** What you will do **
The reply should be one number: how many lines of the data below contain "highlight".
Data for this exercise START
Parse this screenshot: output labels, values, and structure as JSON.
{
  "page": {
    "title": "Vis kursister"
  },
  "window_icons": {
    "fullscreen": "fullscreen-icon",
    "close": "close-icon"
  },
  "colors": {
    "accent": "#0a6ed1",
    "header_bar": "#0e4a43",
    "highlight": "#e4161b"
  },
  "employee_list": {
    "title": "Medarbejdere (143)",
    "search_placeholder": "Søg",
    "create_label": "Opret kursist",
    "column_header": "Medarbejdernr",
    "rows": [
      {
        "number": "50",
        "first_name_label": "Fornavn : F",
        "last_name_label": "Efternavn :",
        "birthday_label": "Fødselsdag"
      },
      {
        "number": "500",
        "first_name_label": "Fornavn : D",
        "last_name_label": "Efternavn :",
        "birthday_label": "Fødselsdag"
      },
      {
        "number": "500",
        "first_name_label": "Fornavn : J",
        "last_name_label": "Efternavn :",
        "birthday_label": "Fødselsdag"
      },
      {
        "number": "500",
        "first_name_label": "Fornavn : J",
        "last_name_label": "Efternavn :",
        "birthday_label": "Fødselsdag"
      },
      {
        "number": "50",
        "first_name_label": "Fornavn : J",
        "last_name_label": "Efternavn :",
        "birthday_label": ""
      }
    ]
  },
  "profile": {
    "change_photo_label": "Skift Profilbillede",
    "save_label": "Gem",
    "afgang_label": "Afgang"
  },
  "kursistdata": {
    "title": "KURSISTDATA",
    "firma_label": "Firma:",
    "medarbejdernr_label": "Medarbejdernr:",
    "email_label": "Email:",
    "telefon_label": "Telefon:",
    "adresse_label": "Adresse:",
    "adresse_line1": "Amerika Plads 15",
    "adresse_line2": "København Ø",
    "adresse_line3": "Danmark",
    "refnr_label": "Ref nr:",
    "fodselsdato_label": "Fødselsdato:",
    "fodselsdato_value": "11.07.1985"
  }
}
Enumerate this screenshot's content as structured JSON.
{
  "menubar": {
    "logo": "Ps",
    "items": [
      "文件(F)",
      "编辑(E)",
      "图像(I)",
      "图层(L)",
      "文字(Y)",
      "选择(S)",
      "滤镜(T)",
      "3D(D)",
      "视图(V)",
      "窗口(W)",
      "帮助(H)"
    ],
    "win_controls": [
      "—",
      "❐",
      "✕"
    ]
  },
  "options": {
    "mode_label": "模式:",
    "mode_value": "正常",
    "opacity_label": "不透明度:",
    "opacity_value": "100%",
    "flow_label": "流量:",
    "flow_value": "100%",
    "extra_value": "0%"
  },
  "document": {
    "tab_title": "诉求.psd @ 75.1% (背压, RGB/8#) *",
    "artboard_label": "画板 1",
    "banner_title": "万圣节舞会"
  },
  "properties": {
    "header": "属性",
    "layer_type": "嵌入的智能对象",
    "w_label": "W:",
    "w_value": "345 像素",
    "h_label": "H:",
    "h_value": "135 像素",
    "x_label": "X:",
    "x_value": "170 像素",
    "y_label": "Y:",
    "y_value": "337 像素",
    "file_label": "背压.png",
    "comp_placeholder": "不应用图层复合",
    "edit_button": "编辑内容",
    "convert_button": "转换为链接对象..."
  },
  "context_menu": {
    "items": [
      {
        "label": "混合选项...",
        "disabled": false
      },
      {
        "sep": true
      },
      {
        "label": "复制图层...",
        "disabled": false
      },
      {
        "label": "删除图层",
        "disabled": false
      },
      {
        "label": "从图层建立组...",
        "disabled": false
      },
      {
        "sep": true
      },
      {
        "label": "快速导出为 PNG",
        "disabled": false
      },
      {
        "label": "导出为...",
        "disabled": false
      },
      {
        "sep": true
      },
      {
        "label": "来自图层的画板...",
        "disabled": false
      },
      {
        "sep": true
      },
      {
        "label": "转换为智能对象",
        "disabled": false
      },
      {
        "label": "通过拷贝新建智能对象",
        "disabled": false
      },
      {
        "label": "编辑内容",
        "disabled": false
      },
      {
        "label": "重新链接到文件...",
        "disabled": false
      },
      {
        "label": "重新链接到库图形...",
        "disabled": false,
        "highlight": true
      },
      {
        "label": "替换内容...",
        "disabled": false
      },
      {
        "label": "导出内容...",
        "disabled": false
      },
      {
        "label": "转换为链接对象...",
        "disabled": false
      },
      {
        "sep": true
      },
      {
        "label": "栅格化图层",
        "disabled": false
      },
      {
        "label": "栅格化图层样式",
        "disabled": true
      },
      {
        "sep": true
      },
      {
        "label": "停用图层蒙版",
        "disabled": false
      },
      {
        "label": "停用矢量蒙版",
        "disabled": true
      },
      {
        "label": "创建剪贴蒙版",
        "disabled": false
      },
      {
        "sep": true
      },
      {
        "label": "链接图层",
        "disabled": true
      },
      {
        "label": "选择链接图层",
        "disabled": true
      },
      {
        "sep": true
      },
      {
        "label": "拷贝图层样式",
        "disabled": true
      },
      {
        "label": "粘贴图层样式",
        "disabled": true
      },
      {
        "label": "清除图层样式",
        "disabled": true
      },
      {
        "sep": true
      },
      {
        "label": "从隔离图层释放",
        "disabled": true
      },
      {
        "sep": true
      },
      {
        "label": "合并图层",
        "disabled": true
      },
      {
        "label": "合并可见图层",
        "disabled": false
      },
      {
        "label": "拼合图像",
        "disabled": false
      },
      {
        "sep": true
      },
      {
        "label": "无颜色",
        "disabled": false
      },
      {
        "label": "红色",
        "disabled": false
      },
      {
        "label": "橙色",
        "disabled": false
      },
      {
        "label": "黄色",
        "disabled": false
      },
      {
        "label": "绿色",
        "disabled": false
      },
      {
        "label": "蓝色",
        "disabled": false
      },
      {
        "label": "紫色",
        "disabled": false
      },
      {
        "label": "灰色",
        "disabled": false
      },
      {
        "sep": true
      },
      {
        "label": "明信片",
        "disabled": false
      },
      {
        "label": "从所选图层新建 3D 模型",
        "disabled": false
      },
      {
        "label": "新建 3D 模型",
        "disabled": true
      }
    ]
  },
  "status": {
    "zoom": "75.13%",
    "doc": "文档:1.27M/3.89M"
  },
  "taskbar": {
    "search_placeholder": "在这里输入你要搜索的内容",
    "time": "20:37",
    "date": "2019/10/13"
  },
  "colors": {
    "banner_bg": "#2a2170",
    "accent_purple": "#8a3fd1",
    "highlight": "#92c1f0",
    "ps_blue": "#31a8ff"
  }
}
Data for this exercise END
** Task result **
3